On Tuesday, NPR ran a story on genetically modified mosquitoes. The representative for the company Oxitec immediately admitted that these mosquitoes are not super intelligent and don’t have Transformers-like capabilities. As disappointed as I was, I kept listening.
The company has created genetically modified males who are very sexy to the females but their offspring? Die.
When released in the Grand Caymans during trials, they wiped out 80% of the mosquito population.
Sounds great but what does that really mean for people and nature?
Well, male mosquitoes don’t bite so there is no potential for THE FLY. And mosquitoes carry diseases like malaria and dengue fever. In fact, there has been an outbreak of dengue fever in the Florida Keys the last two years, which is why Florida is considering these mutant mosquitoes.
Malaria is bad news (although not found in Florida):

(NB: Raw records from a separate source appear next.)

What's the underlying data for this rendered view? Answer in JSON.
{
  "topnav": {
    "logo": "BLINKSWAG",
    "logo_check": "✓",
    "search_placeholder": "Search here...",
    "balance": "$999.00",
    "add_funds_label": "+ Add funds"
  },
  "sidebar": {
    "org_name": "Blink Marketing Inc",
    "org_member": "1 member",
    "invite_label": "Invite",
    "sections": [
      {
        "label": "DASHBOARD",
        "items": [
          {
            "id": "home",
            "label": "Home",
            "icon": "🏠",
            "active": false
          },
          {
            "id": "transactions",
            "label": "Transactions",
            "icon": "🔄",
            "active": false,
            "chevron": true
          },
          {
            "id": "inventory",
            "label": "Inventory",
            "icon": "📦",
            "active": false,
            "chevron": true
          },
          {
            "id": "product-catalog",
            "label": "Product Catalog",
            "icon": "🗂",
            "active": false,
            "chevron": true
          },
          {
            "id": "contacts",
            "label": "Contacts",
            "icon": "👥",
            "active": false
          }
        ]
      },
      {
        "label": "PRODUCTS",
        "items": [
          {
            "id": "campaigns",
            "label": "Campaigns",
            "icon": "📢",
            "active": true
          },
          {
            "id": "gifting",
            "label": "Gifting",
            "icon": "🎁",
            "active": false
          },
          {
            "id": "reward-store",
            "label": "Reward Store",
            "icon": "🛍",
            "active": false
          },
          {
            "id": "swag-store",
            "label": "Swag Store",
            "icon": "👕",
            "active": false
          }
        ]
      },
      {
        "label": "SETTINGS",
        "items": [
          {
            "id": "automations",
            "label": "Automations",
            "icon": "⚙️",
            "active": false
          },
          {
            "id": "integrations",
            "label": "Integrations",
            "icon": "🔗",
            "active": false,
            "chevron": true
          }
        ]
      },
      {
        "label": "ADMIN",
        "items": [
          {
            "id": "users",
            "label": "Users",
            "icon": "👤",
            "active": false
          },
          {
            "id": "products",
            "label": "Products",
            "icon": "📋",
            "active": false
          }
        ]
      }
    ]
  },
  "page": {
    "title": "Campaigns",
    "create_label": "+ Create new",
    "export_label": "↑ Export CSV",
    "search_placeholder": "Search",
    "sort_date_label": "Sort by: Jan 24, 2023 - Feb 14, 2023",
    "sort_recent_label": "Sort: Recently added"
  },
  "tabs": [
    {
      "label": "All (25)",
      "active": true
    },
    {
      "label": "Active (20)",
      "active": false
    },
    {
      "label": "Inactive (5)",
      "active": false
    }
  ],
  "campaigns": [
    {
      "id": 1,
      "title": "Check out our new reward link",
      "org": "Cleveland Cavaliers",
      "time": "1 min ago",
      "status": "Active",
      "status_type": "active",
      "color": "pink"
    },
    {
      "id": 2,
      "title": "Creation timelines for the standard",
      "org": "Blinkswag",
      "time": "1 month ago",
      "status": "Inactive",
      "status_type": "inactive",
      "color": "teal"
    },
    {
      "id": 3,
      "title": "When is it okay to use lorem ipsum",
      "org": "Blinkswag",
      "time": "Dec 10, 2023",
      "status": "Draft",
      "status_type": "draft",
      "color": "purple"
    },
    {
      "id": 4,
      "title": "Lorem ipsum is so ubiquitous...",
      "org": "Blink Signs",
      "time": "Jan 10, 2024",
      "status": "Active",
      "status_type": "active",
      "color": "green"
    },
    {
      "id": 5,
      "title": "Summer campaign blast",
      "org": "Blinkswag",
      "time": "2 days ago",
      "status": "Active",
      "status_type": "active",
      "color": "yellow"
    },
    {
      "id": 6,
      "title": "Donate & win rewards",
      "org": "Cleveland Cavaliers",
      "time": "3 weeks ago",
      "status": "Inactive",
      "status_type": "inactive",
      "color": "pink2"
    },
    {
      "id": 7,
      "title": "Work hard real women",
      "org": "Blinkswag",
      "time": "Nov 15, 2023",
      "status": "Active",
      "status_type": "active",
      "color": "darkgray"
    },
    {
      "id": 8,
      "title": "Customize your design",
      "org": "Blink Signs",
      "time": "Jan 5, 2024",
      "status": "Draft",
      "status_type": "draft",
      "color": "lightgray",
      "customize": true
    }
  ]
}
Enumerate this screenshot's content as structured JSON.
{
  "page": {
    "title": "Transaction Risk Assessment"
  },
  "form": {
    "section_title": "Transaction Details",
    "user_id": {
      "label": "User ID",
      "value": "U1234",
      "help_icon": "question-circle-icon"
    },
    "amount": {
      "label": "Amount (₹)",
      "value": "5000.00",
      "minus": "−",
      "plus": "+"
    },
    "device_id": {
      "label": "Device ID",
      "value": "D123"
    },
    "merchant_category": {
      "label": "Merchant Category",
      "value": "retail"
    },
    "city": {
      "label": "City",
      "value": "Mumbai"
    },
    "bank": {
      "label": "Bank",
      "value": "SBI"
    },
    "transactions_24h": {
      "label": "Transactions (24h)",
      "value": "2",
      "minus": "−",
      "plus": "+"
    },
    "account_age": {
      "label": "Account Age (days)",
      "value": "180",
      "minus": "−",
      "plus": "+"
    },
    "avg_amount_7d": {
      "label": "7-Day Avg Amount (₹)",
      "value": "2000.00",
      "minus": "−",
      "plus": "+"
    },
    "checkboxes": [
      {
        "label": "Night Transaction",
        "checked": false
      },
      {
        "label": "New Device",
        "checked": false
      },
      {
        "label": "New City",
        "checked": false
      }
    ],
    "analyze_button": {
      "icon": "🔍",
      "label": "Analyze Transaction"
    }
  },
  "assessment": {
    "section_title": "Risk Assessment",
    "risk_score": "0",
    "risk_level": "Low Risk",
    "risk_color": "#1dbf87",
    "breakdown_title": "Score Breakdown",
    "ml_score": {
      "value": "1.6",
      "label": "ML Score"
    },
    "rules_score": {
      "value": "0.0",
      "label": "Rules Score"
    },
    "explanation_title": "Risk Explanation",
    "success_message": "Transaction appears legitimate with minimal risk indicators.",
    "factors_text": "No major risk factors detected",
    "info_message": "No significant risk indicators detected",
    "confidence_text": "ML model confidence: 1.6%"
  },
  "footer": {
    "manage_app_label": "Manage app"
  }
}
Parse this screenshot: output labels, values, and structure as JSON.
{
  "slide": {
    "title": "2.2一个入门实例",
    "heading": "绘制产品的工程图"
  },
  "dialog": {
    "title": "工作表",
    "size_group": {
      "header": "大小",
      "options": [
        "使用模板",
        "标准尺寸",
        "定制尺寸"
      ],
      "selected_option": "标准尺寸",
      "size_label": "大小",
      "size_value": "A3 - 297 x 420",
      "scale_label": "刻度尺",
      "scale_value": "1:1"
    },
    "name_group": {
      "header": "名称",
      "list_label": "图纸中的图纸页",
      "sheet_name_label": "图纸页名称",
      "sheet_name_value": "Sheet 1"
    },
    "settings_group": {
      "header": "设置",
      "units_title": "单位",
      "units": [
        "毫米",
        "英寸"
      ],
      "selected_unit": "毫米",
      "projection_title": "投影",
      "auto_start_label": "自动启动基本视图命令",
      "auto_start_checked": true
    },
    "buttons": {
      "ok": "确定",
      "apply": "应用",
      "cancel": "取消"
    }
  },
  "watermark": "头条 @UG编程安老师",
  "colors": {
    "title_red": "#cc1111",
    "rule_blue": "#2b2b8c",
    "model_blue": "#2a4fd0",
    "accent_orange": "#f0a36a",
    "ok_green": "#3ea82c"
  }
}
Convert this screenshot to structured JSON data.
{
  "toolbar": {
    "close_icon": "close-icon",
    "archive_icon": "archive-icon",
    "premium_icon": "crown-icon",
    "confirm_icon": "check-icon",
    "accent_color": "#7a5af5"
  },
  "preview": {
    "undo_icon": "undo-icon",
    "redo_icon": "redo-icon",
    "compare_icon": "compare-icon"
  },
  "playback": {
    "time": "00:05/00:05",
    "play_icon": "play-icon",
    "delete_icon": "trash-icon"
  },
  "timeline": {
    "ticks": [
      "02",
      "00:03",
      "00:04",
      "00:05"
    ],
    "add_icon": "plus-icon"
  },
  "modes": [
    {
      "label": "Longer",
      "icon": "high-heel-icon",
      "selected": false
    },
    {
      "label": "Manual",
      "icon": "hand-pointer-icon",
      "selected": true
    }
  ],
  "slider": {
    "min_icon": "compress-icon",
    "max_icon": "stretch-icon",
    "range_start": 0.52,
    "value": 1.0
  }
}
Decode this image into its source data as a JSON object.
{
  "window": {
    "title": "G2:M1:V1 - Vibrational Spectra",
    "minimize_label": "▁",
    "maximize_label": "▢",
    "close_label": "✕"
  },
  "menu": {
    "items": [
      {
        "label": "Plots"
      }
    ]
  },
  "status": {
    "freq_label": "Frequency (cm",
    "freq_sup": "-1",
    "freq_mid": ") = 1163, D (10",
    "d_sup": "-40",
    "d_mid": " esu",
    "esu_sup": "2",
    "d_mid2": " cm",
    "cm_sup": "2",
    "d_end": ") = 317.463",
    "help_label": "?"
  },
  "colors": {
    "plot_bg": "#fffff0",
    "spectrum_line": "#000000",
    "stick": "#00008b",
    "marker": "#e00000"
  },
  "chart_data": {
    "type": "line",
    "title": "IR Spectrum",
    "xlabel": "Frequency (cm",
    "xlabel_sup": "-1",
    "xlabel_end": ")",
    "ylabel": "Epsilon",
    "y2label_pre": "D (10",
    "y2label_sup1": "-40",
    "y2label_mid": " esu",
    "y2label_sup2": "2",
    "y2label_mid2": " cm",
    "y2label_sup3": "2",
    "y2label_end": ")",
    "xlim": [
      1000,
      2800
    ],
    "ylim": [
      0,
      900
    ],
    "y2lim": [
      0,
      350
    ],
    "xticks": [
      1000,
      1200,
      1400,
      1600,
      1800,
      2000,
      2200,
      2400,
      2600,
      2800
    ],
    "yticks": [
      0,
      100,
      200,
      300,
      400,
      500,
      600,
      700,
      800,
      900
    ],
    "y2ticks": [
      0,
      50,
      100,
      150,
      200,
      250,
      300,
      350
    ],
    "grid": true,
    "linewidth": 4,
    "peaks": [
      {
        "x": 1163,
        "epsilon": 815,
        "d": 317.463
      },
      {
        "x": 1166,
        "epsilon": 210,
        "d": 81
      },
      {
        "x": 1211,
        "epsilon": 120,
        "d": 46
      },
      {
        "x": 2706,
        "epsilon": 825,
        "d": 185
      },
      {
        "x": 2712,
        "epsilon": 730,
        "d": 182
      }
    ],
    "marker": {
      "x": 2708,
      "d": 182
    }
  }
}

The CDC estimates that there are 300-500 million cases of malaria each year, and more than 1 million people die. It presents a major disease hazard for travelers to warm climates. (source)
Dengue Fever is mostly annoying:
Begins with a sudden high fever… A flat, red rash may appear over most of the body 2 – 5 days after the fever starts. A second rash, which looks like the measles, appears later in the disease. Infected people may have increased skin sensitivity and are very uncomfortable. (source)
Dengue Hemorrhagic fever is its one potentially deadly complication. (which I couldn’t find any evidence of occurring in Florida):
Early symptoms of dengue hemorrhagic fever are similar to those of dengue fever, but after several days the patient becomes irritable, restless, and sweaty. These symptoms are followed by a shock -like state… With early and aggressive care, most patients recover from dengue hemorrhagic fever. However, half of untreated patients who go into shock do not survive. (source)
Even with this potentially deadly complication, which occurs 10% of the time, it only leads to death 1% of that 10%,. (The math: 1 of a 1000 people who contract dengue fever will die although I would imagine that the statistics are based on areas where dengue fever is more common rather than Florida with only 88 cases in the past 2 years.) Only 0.1% of the Florida Keys population has contracted the disease, and only 20 cases are indigenous to Florida (contracted in Florida and not abroad and happen to show symptoms while in Florida). Back in 2001, there were 40 cases in Hawaii of dengue fever. Also, researchers don’t expect the cases to extend beyond 1 COUNTY in Florida. (source)
So I find it shocking that Florida authorities would be considering such an extreme measure for a two year dengue fever outbreak. I imagine that there are more pressing matters than wiping out the mosquito population over 20 cases of an annoying virus.
I also believe that any large alteration of nature (such as wiping out a species on purpose) should be considered carefully. Mosquitoes are part of our eco-system and while I hate mosquito bites, I also hate ants, most spiders, house flies and the neighbor who leaves dog poop bags next to my trash can. I plan to just walk through these issues. I’m very brave that way.
Mosquitoes are a favorite meal for bats. Bats don’t become vampires sadly, but they do spread plant seeds (through poop!), and in Virginia, they are eaten by owls, hawks, raccoons, skunks and other animals prey on bats.
I love science and its push to find new and better ways to help people. But I feel like this concept, particularly in Florida, speaks to our belief that we shouldn’t experience discomfort, and species, that aren’t cute, aren’t important.
I worry about are ability to understand the big picture and to appreciate the intricacies of nature. We don’t really understand the relationship between bats and plants but many scientists believe it is valuable. I don’t think that we understand the ramifications of species loss.
If they were considering this in a place where mosquitoes were transmitting diseases that killed or maimed a large amount of people? I might consider it. I don’t know how many people would be considered “enough” to destroy a species. I found no reported cases of death in Florida due to mosquitoes. But alligators killed 17 people between 2000-2007 in Florida. How are the Florida authorities rationalizing this?
I would like to see Florida increase funding for local scientists to better understand what caused dengue fever, an annoying virus, to shift into dengue hemorrhagic fever or to support vaccine development.
Or if Oxitec would make genetically-altered mosquitoes who could do dishes and mow my lawn, I might change my mind.